** Your task **
Please filter the data down to the lines that include the word "contributions" and copy them.

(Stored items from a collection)

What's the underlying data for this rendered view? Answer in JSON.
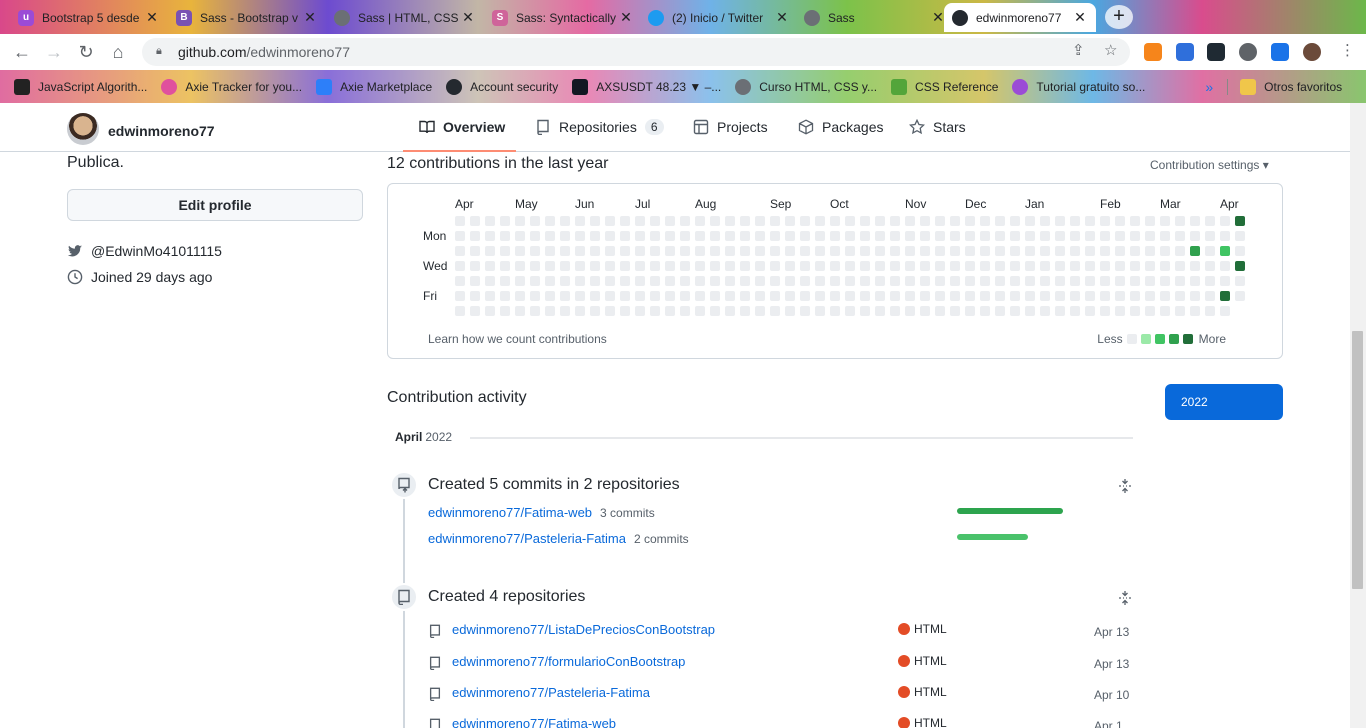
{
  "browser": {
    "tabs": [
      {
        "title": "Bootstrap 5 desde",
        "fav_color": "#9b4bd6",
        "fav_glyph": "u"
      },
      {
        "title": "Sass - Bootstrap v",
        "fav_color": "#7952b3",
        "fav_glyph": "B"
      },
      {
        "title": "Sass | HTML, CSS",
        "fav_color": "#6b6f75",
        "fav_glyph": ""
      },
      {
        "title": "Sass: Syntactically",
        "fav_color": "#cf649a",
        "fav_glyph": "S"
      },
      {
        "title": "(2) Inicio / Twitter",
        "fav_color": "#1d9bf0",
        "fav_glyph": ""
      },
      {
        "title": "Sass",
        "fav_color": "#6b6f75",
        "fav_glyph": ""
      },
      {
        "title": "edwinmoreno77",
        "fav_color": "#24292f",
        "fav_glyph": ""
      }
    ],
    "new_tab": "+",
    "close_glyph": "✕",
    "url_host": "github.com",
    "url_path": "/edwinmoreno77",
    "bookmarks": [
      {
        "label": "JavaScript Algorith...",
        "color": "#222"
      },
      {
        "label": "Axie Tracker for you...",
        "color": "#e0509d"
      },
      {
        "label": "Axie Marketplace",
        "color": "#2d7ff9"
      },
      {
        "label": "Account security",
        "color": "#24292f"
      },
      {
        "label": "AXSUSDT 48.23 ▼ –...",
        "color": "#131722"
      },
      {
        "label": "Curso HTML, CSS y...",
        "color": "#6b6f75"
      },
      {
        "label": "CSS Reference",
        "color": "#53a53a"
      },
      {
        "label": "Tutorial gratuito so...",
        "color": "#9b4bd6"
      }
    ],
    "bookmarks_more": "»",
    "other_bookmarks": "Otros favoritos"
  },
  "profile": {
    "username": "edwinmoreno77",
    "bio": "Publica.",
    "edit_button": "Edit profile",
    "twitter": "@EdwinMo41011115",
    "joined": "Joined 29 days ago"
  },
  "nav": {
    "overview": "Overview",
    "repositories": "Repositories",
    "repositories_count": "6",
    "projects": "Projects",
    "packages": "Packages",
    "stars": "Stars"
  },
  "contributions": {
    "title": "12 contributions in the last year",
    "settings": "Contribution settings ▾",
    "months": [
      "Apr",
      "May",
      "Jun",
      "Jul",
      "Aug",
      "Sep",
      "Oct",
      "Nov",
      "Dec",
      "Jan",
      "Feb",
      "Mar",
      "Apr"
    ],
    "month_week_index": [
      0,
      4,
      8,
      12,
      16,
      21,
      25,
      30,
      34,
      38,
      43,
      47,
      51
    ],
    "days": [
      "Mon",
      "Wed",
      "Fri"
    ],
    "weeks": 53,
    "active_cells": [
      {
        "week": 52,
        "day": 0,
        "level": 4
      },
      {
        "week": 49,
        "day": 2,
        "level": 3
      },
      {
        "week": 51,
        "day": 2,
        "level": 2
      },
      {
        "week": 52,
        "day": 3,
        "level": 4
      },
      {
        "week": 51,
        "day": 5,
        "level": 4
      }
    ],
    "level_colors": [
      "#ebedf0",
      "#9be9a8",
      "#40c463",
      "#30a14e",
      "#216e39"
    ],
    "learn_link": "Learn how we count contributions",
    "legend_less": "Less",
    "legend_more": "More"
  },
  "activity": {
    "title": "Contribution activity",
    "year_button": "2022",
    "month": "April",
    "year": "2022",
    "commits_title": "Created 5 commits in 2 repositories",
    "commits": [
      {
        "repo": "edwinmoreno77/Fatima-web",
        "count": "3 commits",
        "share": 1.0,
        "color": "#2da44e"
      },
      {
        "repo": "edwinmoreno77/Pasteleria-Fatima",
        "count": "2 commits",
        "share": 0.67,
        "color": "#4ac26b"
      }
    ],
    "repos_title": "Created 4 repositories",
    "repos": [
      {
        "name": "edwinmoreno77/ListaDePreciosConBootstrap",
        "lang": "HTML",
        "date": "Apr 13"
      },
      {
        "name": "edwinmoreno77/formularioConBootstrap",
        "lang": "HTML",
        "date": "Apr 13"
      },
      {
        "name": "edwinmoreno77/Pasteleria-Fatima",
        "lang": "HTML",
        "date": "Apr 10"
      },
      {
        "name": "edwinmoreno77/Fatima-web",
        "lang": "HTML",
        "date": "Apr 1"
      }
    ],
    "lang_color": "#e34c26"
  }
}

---

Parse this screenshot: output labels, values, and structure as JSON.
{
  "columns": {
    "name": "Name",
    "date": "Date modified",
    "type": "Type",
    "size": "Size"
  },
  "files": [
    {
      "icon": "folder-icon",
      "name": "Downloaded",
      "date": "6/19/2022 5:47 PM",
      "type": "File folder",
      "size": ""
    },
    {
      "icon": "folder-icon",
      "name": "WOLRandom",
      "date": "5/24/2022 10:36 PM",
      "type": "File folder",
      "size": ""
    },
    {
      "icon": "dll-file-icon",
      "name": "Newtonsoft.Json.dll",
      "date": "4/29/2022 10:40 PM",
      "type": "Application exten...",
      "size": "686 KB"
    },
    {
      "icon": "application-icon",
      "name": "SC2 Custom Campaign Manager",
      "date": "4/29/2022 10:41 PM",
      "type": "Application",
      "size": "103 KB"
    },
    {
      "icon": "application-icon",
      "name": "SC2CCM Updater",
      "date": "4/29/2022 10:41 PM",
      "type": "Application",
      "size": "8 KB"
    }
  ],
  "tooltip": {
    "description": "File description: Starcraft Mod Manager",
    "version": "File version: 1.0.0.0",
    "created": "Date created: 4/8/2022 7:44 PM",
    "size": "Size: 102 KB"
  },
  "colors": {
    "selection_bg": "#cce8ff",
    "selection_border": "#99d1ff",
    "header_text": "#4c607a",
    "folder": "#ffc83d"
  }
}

** Solution to this task **
  "contributions": {
    "title": "12 contributions in the last year",
    "learn_link": "Learn how we count contributions",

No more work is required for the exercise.